Your objective
Lines containing the word "permanent" are to be copied from the data below.

Data records for software interfaces

______________________________

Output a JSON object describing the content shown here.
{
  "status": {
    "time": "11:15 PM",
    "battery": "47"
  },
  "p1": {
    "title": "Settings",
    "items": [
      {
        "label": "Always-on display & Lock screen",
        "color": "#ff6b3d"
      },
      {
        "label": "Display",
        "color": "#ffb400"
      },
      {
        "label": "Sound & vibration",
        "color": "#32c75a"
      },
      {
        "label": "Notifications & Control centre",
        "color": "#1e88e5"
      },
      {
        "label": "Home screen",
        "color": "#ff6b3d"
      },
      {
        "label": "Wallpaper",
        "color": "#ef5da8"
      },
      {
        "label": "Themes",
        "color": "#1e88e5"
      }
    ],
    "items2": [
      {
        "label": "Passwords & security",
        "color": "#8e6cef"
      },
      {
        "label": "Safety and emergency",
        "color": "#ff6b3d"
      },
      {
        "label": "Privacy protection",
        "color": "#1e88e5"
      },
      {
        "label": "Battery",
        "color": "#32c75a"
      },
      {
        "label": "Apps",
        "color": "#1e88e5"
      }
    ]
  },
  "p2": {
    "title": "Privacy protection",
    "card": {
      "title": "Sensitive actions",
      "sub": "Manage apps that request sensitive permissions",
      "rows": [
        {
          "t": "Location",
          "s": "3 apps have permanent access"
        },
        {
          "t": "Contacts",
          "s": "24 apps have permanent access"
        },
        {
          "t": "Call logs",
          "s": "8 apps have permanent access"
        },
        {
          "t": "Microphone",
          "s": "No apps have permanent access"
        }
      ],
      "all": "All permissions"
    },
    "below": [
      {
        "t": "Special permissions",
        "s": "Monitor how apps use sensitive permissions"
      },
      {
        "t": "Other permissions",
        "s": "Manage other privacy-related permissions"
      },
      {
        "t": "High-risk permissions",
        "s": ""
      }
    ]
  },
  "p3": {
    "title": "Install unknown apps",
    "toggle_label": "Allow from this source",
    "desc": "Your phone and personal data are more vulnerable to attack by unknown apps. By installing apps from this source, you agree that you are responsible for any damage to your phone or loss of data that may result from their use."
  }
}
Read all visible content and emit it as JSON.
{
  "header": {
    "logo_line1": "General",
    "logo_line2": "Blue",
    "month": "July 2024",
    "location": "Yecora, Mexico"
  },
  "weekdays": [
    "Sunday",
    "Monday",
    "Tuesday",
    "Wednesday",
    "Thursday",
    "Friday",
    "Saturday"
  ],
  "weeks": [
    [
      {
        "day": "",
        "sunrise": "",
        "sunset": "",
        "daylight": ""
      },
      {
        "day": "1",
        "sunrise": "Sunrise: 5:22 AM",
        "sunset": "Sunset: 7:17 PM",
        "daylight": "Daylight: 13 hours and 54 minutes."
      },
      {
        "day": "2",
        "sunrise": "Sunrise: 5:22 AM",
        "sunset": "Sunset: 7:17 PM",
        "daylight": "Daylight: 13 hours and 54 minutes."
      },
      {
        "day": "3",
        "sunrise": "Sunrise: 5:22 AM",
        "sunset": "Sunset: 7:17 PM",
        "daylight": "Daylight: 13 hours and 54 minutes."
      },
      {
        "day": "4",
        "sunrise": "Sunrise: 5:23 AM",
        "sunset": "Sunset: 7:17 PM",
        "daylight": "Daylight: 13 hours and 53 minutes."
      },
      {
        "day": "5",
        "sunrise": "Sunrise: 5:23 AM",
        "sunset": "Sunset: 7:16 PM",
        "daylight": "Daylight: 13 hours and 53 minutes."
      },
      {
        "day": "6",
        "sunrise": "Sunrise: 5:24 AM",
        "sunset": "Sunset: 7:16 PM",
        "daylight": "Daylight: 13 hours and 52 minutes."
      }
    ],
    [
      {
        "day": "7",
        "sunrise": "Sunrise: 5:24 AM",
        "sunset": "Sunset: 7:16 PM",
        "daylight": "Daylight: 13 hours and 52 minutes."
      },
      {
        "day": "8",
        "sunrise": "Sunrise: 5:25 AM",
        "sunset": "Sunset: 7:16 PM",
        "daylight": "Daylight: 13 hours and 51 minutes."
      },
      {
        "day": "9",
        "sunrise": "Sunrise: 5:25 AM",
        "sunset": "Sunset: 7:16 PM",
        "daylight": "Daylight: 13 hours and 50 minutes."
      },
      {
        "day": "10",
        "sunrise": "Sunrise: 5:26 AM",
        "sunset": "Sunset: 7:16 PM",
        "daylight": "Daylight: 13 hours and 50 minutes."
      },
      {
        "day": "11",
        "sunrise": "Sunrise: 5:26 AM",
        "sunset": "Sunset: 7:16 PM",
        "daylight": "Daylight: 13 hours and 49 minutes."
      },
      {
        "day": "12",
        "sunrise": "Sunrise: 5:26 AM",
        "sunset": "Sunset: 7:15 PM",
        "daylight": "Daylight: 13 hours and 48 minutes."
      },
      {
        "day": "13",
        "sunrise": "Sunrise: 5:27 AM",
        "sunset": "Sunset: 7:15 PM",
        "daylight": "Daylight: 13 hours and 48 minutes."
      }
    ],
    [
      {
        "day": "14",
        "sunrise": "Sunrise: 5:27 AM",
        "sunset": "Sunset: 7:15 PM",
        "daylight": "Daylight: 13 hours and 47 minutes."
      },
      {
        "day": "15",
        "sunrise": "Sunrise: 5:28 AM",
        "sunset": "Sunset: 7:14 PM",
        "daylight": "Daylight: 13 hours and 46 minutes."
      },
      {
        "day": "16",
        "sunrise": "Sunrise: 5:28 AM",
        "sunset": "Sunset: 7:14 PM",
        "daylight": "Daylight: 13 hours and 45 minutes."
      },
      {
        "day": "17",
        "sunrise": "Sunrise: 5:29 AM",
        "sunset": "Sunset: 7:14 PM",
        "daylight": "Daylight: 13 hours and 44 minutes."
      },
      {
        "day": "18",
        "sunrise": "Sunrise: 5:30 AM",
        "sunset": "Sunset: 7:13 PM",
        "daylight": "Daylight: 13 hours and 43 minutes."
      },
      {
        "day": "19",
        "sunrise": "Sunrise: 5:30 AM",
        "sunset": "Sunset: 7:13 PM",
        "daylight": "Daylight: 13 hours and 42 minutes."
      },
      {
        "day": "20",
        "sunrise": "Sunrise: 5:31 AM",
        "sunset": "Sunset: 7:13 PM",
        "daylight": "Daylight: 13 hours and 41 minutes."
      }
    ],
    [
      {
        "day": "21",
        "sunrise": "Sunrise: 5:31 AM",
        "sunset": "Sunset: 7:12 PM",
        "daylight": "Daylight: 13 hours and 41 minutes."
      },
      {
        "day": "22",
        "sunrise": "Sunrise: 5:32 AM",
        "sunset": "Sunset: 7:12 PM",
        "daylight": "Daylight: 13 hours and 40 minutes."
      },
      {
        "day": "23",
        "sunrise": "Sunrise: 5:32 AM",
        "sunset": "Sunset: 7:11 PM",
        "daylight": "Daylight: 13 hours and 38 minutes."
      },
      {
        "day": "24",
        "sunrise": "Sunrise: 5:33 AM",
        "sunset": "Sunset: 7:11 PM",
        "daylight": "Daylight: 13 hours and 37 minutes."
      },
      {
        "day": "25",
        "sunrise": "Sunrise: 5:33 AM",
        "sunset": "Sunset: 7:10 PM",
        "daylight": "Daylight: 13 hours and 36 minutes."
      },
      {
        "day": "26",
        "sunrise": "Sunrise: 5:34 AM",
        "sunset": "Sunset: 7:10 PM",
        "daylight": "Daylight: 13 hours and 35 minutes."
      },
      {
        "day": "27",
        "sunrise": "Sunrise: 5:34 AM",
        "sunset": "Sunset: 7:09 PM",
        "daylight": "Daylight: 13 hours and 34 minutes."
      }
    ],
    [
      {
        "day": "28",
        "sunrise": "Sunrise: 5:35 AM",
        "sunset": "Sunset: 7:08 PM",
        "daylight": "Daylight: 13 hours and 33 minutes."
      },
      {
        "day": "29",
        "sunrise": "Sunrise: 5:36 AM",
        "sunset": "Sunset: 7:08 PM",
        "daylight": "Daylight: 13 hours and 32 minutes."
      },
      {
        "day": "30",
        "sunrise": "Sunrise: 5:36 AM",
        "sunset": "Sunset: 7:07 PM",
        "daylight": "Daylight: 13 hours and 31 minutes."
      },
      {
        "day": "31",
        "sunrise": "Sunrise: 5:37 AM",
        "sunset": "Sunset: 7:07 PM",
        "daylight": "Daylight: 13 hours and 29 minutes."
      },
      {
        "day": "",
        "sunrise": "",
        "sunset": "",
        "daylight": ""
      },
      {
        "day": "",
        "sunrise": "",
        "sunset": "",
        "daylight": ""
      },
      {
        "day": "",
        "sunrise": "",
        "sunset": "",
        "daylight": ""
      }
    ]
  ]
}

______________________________

Expected answer
          "s": "3 apps have permanent access"
          "s": "24 apps have permanent access"
          "s": "8 apps have permanent access"
          "s": "No apps have permanent access"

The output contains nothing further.